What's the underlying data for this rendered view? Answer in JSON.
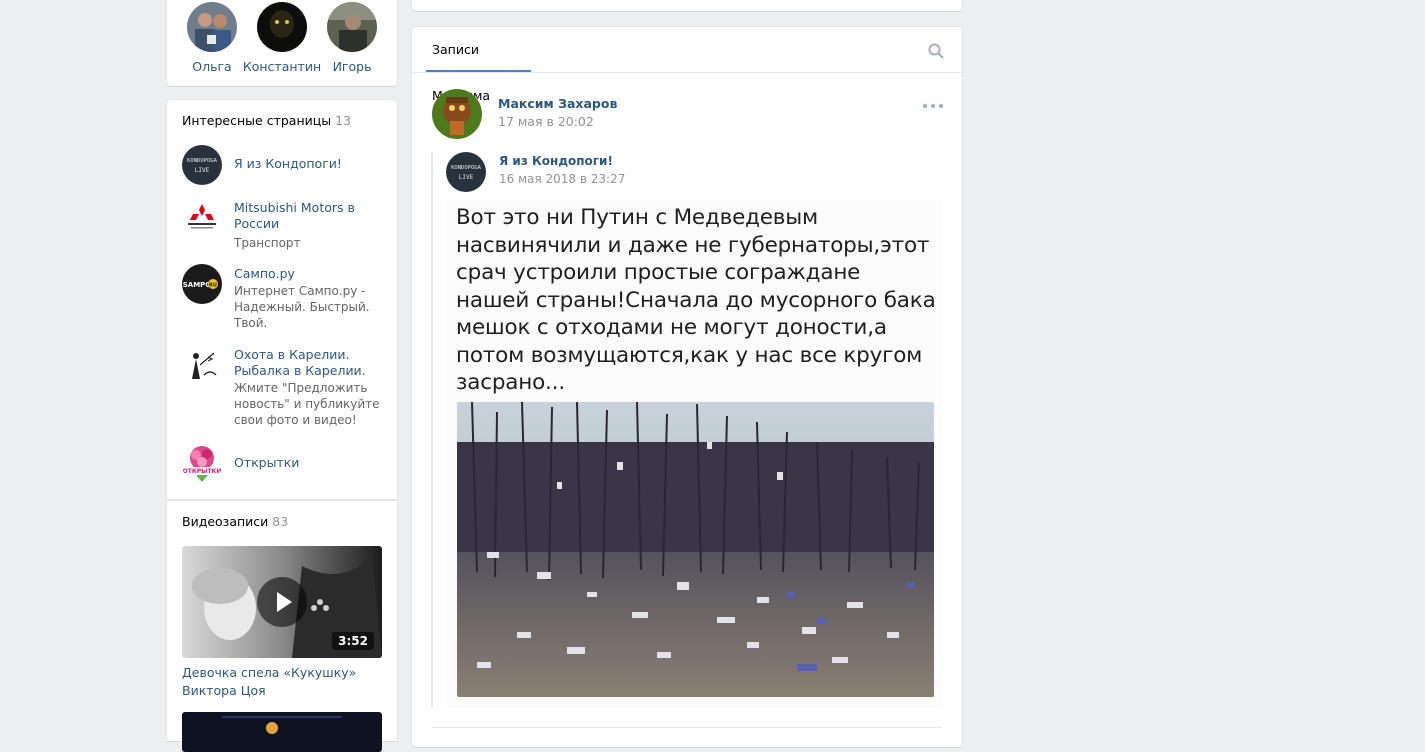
{
  "friends": [
    {
      "name": "Ольга"
    },
    {
      "name": "Константин"
    },
    {
      "name": "Игорь"
    }
  ],
  "interesting_pages": {
    "title": "Интересные страницы",
    "count": "13",
    "items": [
      {
        "title": "Я из Кондопоги!",
        "desc": "",
        "logo_text": "KONDOPOGA LIVE"
      },
      {
        "title": "Mitsubishi Motors в России",
        "desc": "Транспорт",
        "logo_text": "MITSUBISHI MOTORS"
      },
      {
        "title": "Сампо.ру",
        "desc": "Интернет Сампо.ру - Надежный. Быстрый. Твой.",
        "logo_text": "SAMPO.RU"
      },
      {
        "title": "Охота в Карелии. Рыбалка в Карелии.",
        "desc": "Жмите \"Предложить новость\" и публикуйте свои фото и видео!",
        "logo_text": ""
      },
      {
        "title": "Открытки",
        "desc": "",
        "logo_text": "ОТКРЫТКИ"
      }
    ]
  },
  "videos": {
    "title": "Видеозаписи",
    "count": "83",
    "items": [
      {
        "title": "Девочка спела «Кукушку» Виктора Цоя",
        "duration": "3:52"
      }
    ]
  },
  "wall": {
    "tab_label": "Записи Максима",
    "post": {
      "author": "Максим Захаров",
      "date": "17 мая в 20:02",
      "repost": {
        "author": "Я из Кондопоги!",
        "date": "16 мая 2018 в 23:27",
        "image_text": "Вот это ни Путин с Медведевым насвинячили и даже не губернаторы,этот срач устроили простые сограждане нашей страны!Сначала до мусорного бака мешок с отходами не могут доности,а потом возмущаются,как у нас все кругом засрано..."
      }
    }
  },
  "colors": {
    "background": "#edeef0",
    "link": "#2a5885",
    "muted": "#939393",
    "accent": "#5181b8"
  },
  "icons": [
    "search-icon",
    "more-icon",
    "play-icon"
  ]
}
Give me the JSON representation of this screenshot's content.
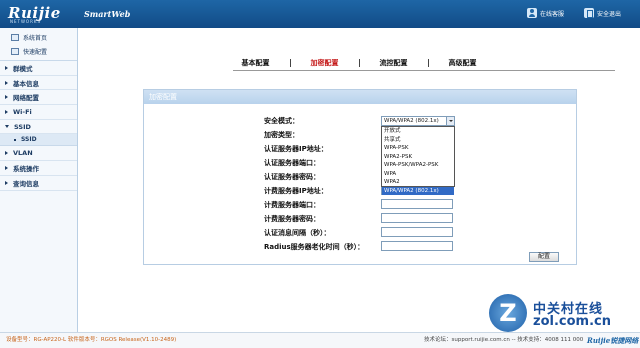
{
  "header": {
    "logo": "Ruijie",
    "logo_sub": "NETWORKS",
    "app_name": "SmartWeb",
    "online_help": "在线客服",
    "safe_exit": "安全退出"
  },
  "sidebar": {
    "top_links": [
      {
        "label": "系统首页",
        "icon": "home-icon"
      },
      {
        "label": "快速配置",
        "icon": "quick-config-icon"
      }
    ],
    "items": [
      {
        "label": "群模式",
        "open": false
      },
      {
        "label": "基本信息",
        "open": false
      },
      {
        "label": "网络配置",
        "open": false
      },
      {
        "label": "Wi-Fi",
        "open": false
      },
      {
        "label": "SSID",
        "open": true
      }
    ],
    "sub_item": "SSID",
    "items_after": [
      {
        "label": "VLAN",
        "open": false
      },
      {
        "label": "系统操作",
        "open": false
      },
      {
        "label": "查询信息",
        "open": false
      }
    ]
  },
  "tabs": [
    {
      "label": "基本配置",
      "active": false
    },
    {
      "label": "加密配置",
      "active": true
    },
    {
      "label": "流控配置",
      "active": false
    },
    {
      "label": "高级配置",
      "active": false
    }
  ],
  "panel": {
    "title": "加密配置",
    "security_mode_label": "安全模式：",
    "selected_mode": "WPA/WPA2 (802.1x)",
    "mode_options": [
      "开放式",
      "共享式",
      "WPA-PSK",
      "WPA2-PSK",
      "WPA-PSK/WPA2-PSK",
      "WPA",
      "WPA2",
      "WPA/WPA2 (802.1x)"
    ],
    "fields": [
      {
        "label": "加密类型："
      },
      {
        "label": "认证服务器IP地址："
      },
      {
        "label": "认证服务器端口："
      },
      {
        "label": "认证服务器密码："
      },
      {
        "label": "计费服务器IP地址："
      },
      {
        "label": "计费服务器端口："
      },
      {
        "label": "计费服务器密码："
      },
      {
        "label": "认证消息间隔（秒）："
      },
      {
        "label": "Radius服务器老化时间（秒）："
      }
    ],
    "submit_label": "配置"
  },
  "footer": {
    "device_info": "设备型号：RG-AP220-L   软件版本号：RGOS Release(V1.10-2489)",
    "support": "技术论坛：support.ruijie.com.cn  -- 技术支持：4008 111 000",
    "logo": "Ruijie锐捷网络"
  },
  "watermark": {
    "letter": "Z",
    "cn": "中关村在线",
    "en": "zol.com.cn"
  }
}
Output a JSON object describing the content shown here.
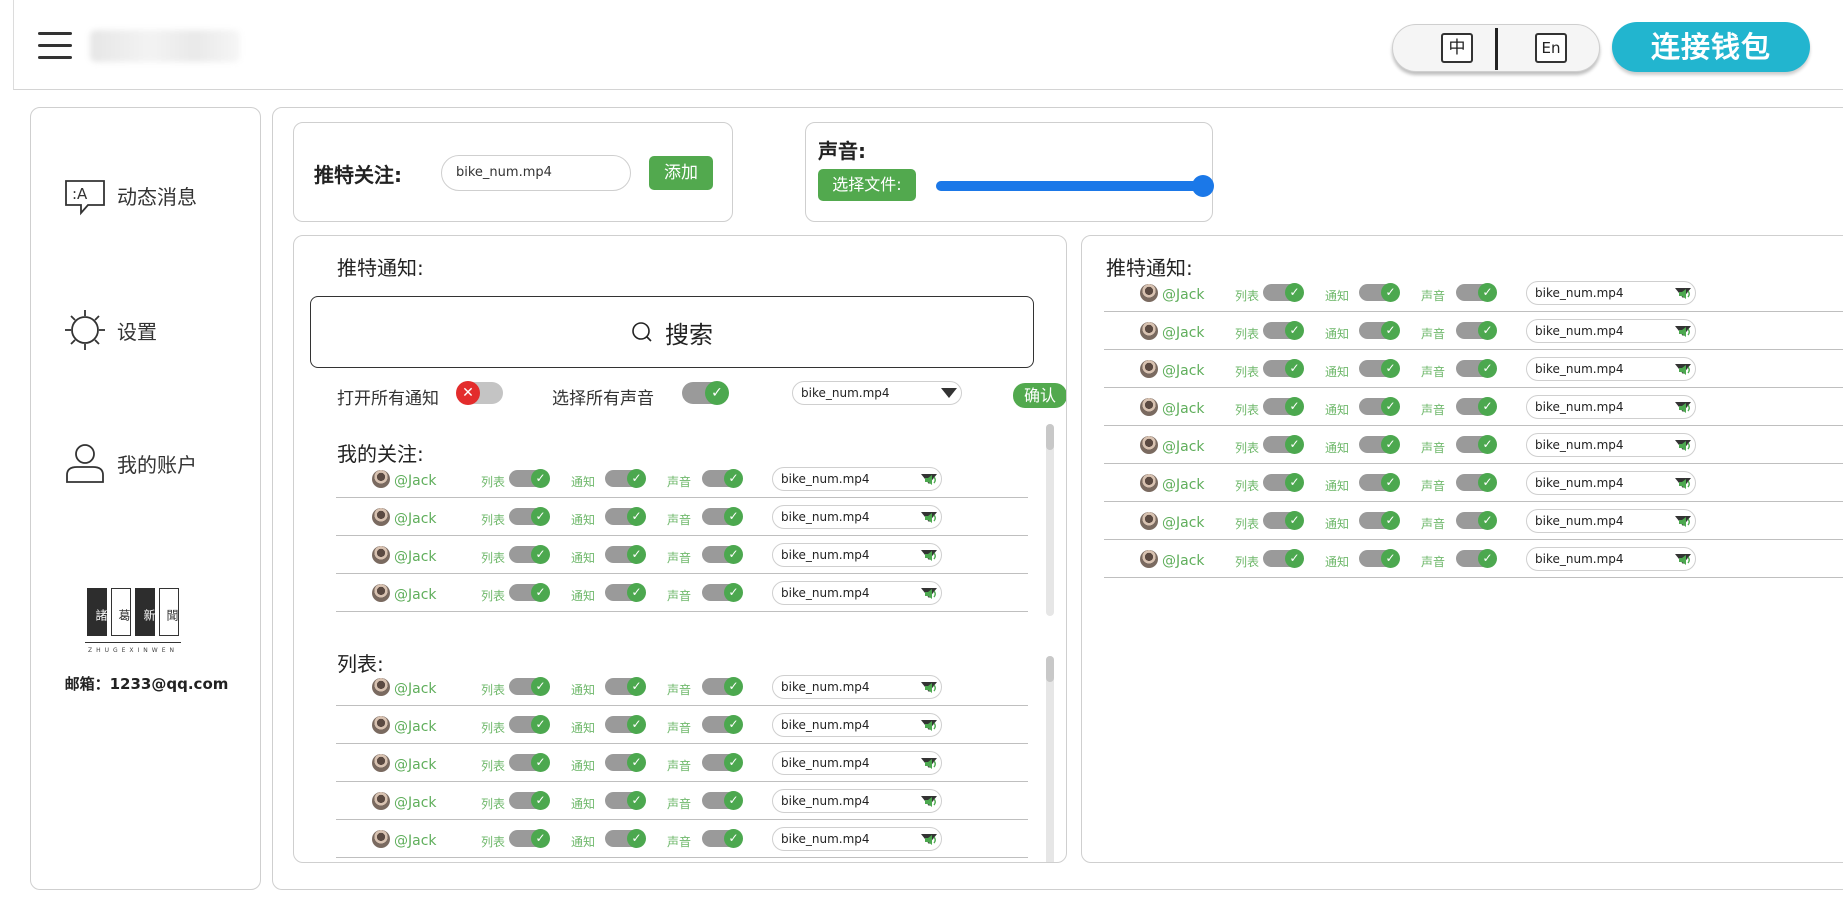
{
  "header": {
    "lang_zh": "中",
    "lang_en": "En",
    "connect_wallet": "连接钱包"
  },
  "sidebar": {
    "items": [
      {
        "label": "动态消息",
        "icon": "message-icon"
      },
      {
        "label": "设置",
        "icon": "sun-settings-icon"
      },
      {
        "label": "我的账户",
        "icon": "user-icon"
      }
    ],
    "brand_chars": [
      "諸",
      "葛",
      "新",
      "聞"
    ],
    "brand_sub": "ZHUGEXINWEN",
    "email": "邮箱：1233@qq.com"
  },
  "follow_card": {
    "label": "推特关注:",
    "input_value": "bike_num.mp4",
    "add_button": "添加"
  },
  "sound_card": {
    "label": "声音:",
    "file_button": "选择文件:",
    "volume": 1.0
  },
  "left_panel": {
    "title": "推特通知:",
    "search_placeholder": "搜索",
    "open_all_label": "打开所有通知",
    "open_all_on": false,
    "select_all_label": "选择所有声音",
    "select_all_on": true,
    "sound_select": "bike_num.mp4",
    "confirm": "确认",
    "following_title": "我的关注:",
    "list_title": "列表:",
    "following_count": 4,
    "list_count": 5
  },
  "right_panel": {
    "title": "推特通知:",
    "row_count": 8
  },
  "row_template": {
    "handle": "@Jack",
    "list_label": "列表",
    "notify_label": "通知",
    "sound_label": "声音",
    "file": "bike_num.mp4"
  },
  "colors": {
    "accent_cyan": "#22b5cf",
    "green": "#52a94e",
    "blue_slider": "#1b78e8",
    "toggle_off_red": "#e32c2c"
  }
}
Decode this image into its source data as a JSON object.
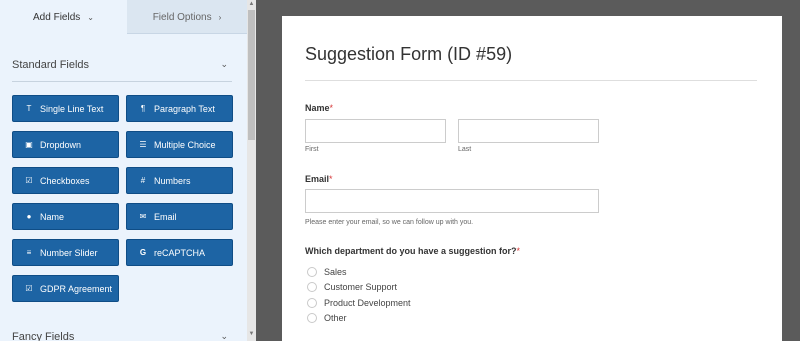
{
  "tabs": {
    "add_fields": "Add Fields",
    "field_options": "Field Options"
  },
  "standard_fields": {
    "title": "Standard Fields",
    "buttons": [
      {
        "label": "Single Line Text",
        "icon": "text-cursor-icon"
      },
      {
        "label": "Paragraph Text",
        "icon": "paragraph-icon"
      },
      {
        "label": "Dropdown",
        "icon": "dropdown-icon"
      },
      {
        "label": "Multiple Choice",
        "icon": "list-icon"
      },
      {
        "label": "Checkboxes",
        "icon": "checkbox-icon"
      },
      {
        "label": "Numbers",
        "icon": "hash-icon"
      },
      {
        "label": "Name",
        "icon": "user-icon"
      },
      {
        "label": "Email",
        "icon": "envelope-icon"
      },
      {
        "label": "Number Slider",
        "icon": "sliders-icon"
      },
      {
        "label": "reCAPTCHA",
        "icon": "google-icon"
      },
      {
        "label": "GDPR Agreement",
        "icon": "checkbox-icon"
      }
    ]
  },
  "fancy_fields": {
    "title": "Fancy Fields"
  },
  "form": {
    "title": "Suggestion Form (ID #59)",
    "name": {
      "label": "Name",
      "required_mark": "*",
      "first_sub": "First",
      "last_sub": "Last"
    },
    "email": {
      "label": "Email",
      "required_mark": "*",
      "description": "Please enter your email, so we can follow up with you."
    },
    "department": {
      "label": "Which department do you have a suggestion for?",
      "required_mark": "*",
      "options": [
        "Sales",
        "Customer Support",
        "Product Development",
        "Other"
      ]
    }
  },
  "colors": {
    "button_bg": "#1d64a4",
    "panel_bg": "#ebf3fc",
    "preview_bg": "#5b5b5b",
    "required": "#d63637"
  }
}
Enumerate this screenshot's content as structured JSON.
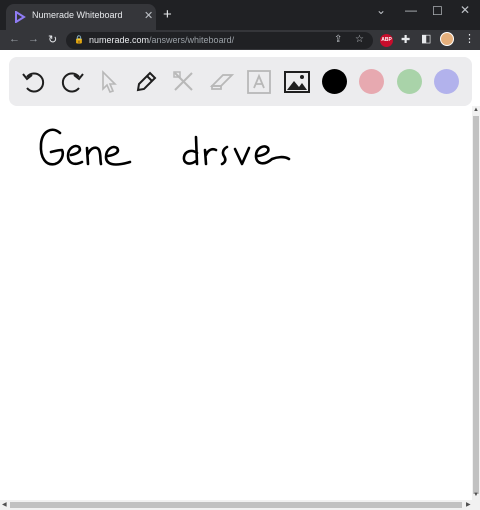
{
  "browser": {
    "tab_title": "Numerade Whiteboard",
    "url_host": "numerade.com",
    "url_path": "/answers/whiteboard/",
    "extension_badge": "ABP"
  },
  "icons": {
    "close": "close-icon",
    "new_tab": "plus-icon",
    "back": "back-arrow-icon",
    "forward": "forward-arrow-icon",
    "reload": "reload-icon",
    "lock": "lock-icon",
    "share": "share-icon",
    "star": "star-icon",
    "puzzle": "puzzle-icon",
    "sidepanel": "sidepanel-icon",
    "menu": "kebab-menu-icon"
  },
  "whiteboard": {
    "tools": [
      "undo",
      "redo",
      "select",
      "pen",
      "tools",
      "eraser",
      "text",
      "image"
    ],
    "colors": [
      "#000000",
      "#e7a9b0",
      "#a9d3a9",
      "#b2b2ec"
    ],
    "selected_color": "#000000"
  }
}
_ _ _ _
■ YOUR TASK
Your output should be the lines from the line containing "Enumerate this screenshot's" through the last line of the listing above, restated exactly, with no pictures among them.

■ REPLY TO THE TASK
Enumerate this screenshot's content as structured JSON.
{
  "browser": {
    "tab_title": "Numerade Whiteboard",
    "url_host": "numerade.com",
    "url_path": "/answers/whiteboard/",
    "extension_badge": "ABP"
  },
  "icons": {
    "close": "close-icon",
    "new_tab": "plus-icon",
    "back": "back-arrow-icon",
    "forward": "forward-arrow-icon",
    "reload": "reload-icon",
    "lock": "lock-icon",
    "share": "share-icon",
    "star": "star-icon",
    "puzzle": "puzzle-icon",
    "sidepanel": "sidepanel-icon",
    "menu": "kebab-menu-icon"
  },
  "whiteboard": {
    "tools": [
      "undo",
      "redo",
      "select",
      "pen",
      "tools",
      "eraser",
      "text",
      "image"
    ],
    "colors": [
      "#000000",
      "#e7a9b0",
      "#a9d3a9",
      "#b2b2ec"
    ],
    "selected_color": "#000000"
  }
}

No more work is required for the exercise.